For Jesus to cite these examples was to challenge his listeners’ expectations, to confront them with their biases and assumptions and encourage them to think differently about them.

To be honest, this incident is a challenge to me as well. Whenever someone says to me after a sermon, “That was a really good sermon,” I wonder whether they liked it only because I confirmed their biases and assumptions. The gospel should be unsettling. It should make us uncomfortable. Jesus certainly made his listeners uncomfortable. When we’re reading scripture, when we’re listening to a sermon, we should be asking ourselves whether we are being challenged to see things in a new way, whether our world and our worldview is being upended and unsettled, whether our deepest held values are coming under scrutiny. If we say yes to these questions, it may be that we are hearing the voice of Jesus.

But discomfort is not the only point of the good news or of following Jesus.
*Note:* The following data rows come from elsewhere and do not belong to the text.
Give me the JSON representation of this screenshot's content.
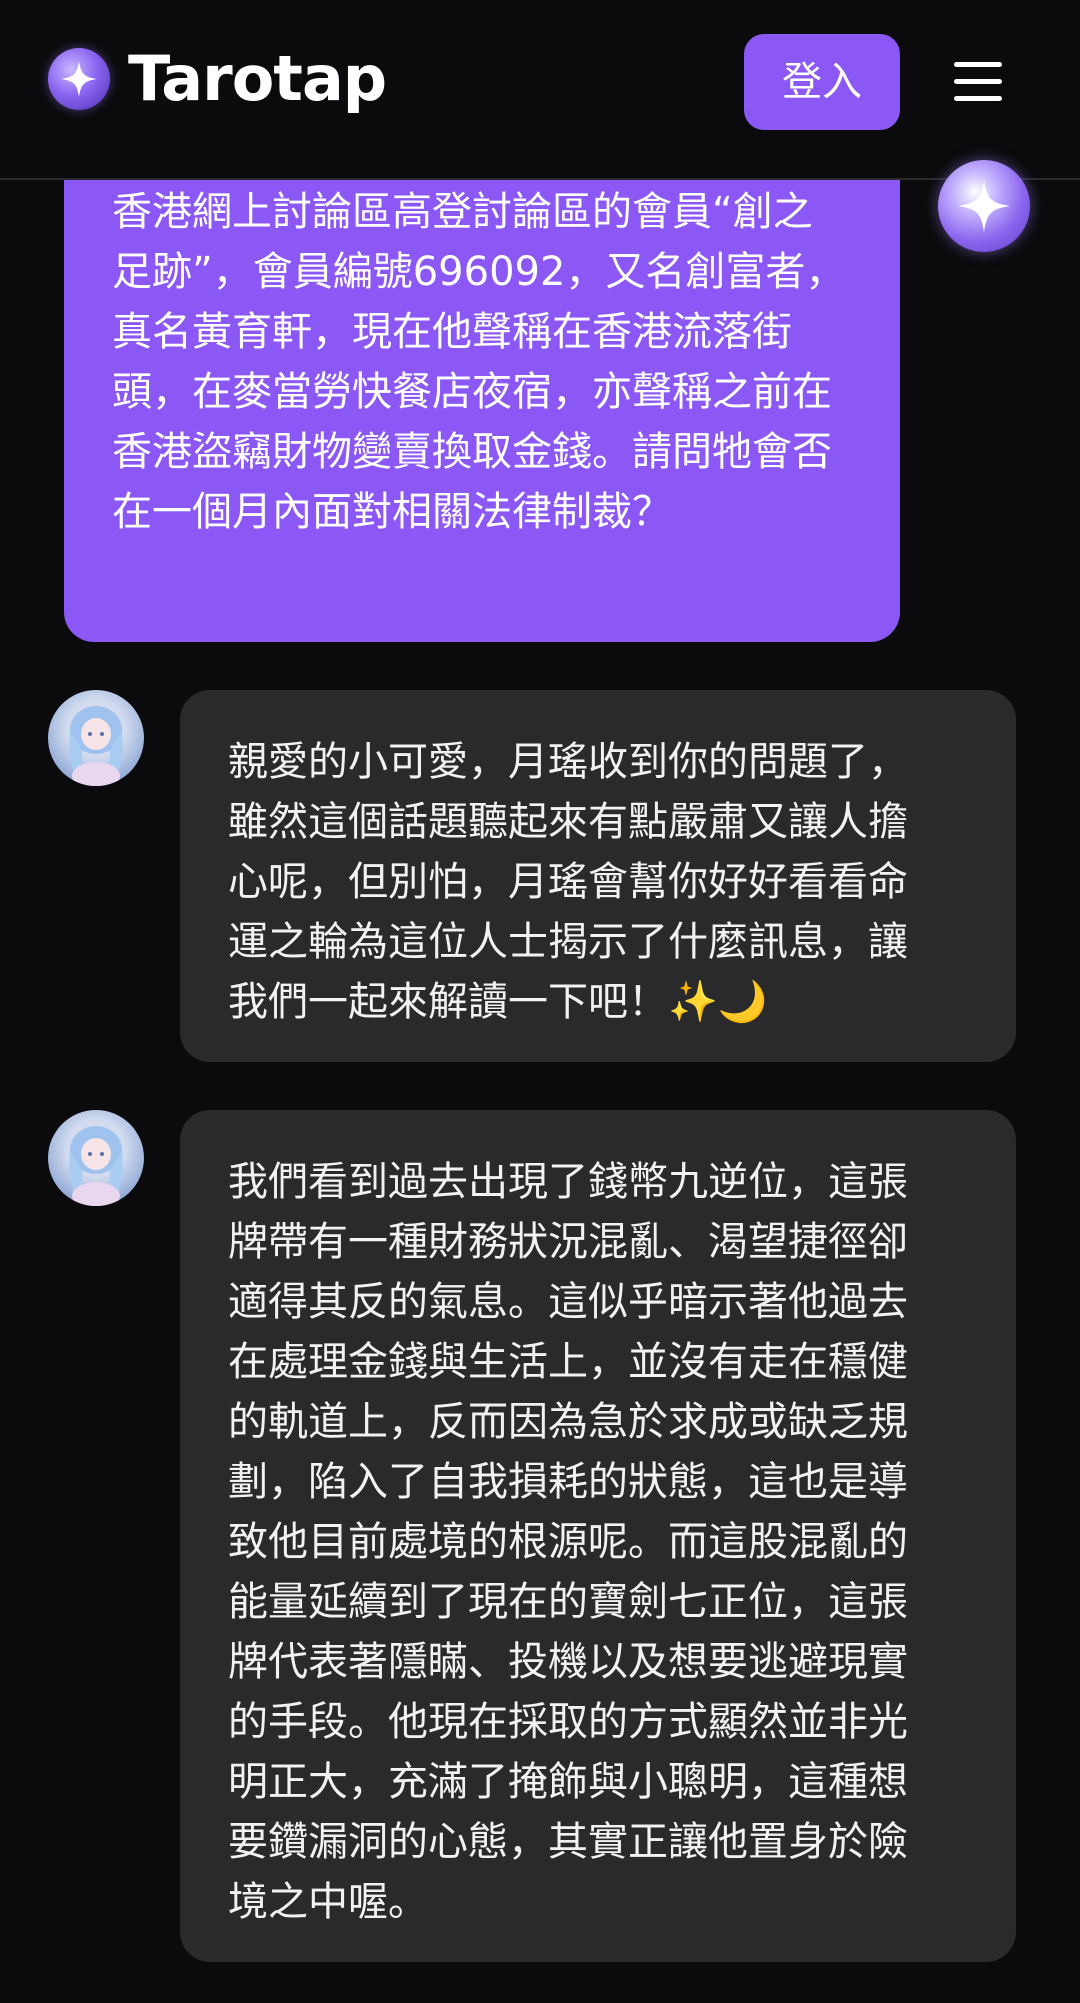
{
  "header": {
    "brand": "Tarotap",
    "login_label": "登入",
    "logo_icon": "sparkle-orb-icon",
    "menu_icon": "hamburger-menu-icon"
  },
  "colors": {
    "background": "#0b0b0d",
    "accent": "#8b57f5",
    "bot_bubble": "#2a2a2c"
  },
  "messages": [
    {
      "role": "user",
      "text": "香港網上討論區高登討論區的會員“創之足跡”，會員編號696092，又名創富者，真名黃育軒，現在他聲稱在香港流落街頭，在麥當勞快餐店夜宿，亦聲稱之前在香港盜竊財物變賣換取金錢。請問牠會否在一個月內面對相關法律制裁？"
    },
    {
      "role": "assistant",
      "text": "親愛的小可愛，月瑤收到你的問題了，雖然這個話題聽起來有點嚴肅又讓人擔心呢，但別怕，月瑤會幫你好好看看命運之輪為這位人士揭示了什麼訊息，讓我們一起來解讀一下吧！✨🌙"
    },
    {
      "role": "assistant",
      "text": "我們看到過去出現了錢幣九逆位，這張牌帶有一種財務狀況混亂、渴望捷徑卻適得其反的氣息。這似乎暗示著他過去在處理金錢與生活上，並沒有走在穩健的軌道上，反而因為急於求成或缺乏規劃，陷入了自我損耗的狀態，這也是導致他目前處境的根源呢。而這股混亂的能量延續到了現在的寶劍七正位，這張牌代表著隱瞞、投機以及想要逃避現實的手段。他現在採取的方式顯然並非光明正大，充滿了掩飾與小聰明，這種想要鑽漏洞的心態，其實正讓他置身於險境之中喔。"
    }
  ]
}
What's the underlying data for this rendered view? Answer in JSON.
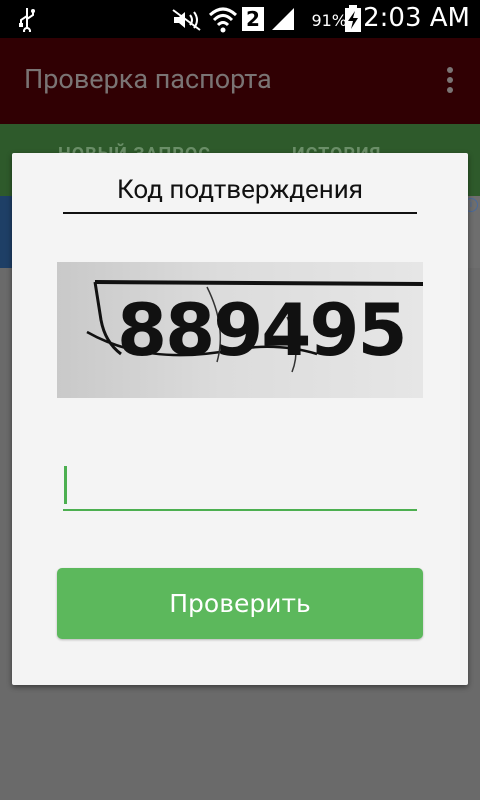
{
  "status_bar": {
    "battery_percent": "91%",
    "time": "2:03 AM",
    "sim_slot": "2",
    "icons": [
      "usb-icon",
      "mute-icon",
      "wifi-icon",
      "sim-2-icon",
      "signal-icon",
      "battery-charging-icon"
    ]
  },
  "app_bar": {
    "title": "Проверка паспорта",
    "overflow_menu_icon": "more-vert-icon"
  },
  "tabs": [
    {
      "label": "НОВЫЙ ЗАПРОС"
    },
    {
      "label": "ИСТОРИЯ"
    }
  ],
  "dialog": {
    "title": "Код подтверждения",
    "captcha_text": "889495",
    "input": {
      "value": "",
      "placeholder": ""
    },
    "submit_label": "Проверить"
  },
  "colors": {
    "app_bar_bg": "#300003",
    "tab_bar_bg": "#2e5a2b",
    "accent_green": "#5cb85c",
    "dialog_bg": "#f4f4f4"
  }
}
It’s worth recalling the lesson from Paul’s First Letter to the Corinthians, the famous “Love Chapter” which has nothing to do with marital love, but rather with the love that binds the body of Christ together, and binds us all to God in Christ.

In the course of this beautiful and profound meditation on love, Paul reminds us that our perspective is narrow, faulty. “Now we see through a mirror darkly; now we know in part.” Recognizing our limitations, the limitations of our knowledge and perspective goes a long way toward teaching us humility, an important lesson in the divided world in which find ourselves. And finally, Paul tells us, at the end, there is only love. Love abides. May we know something of that love in this life, in our common humanity and in our community and congregation, and may we all experience the fullness of that abiding love in the age to come.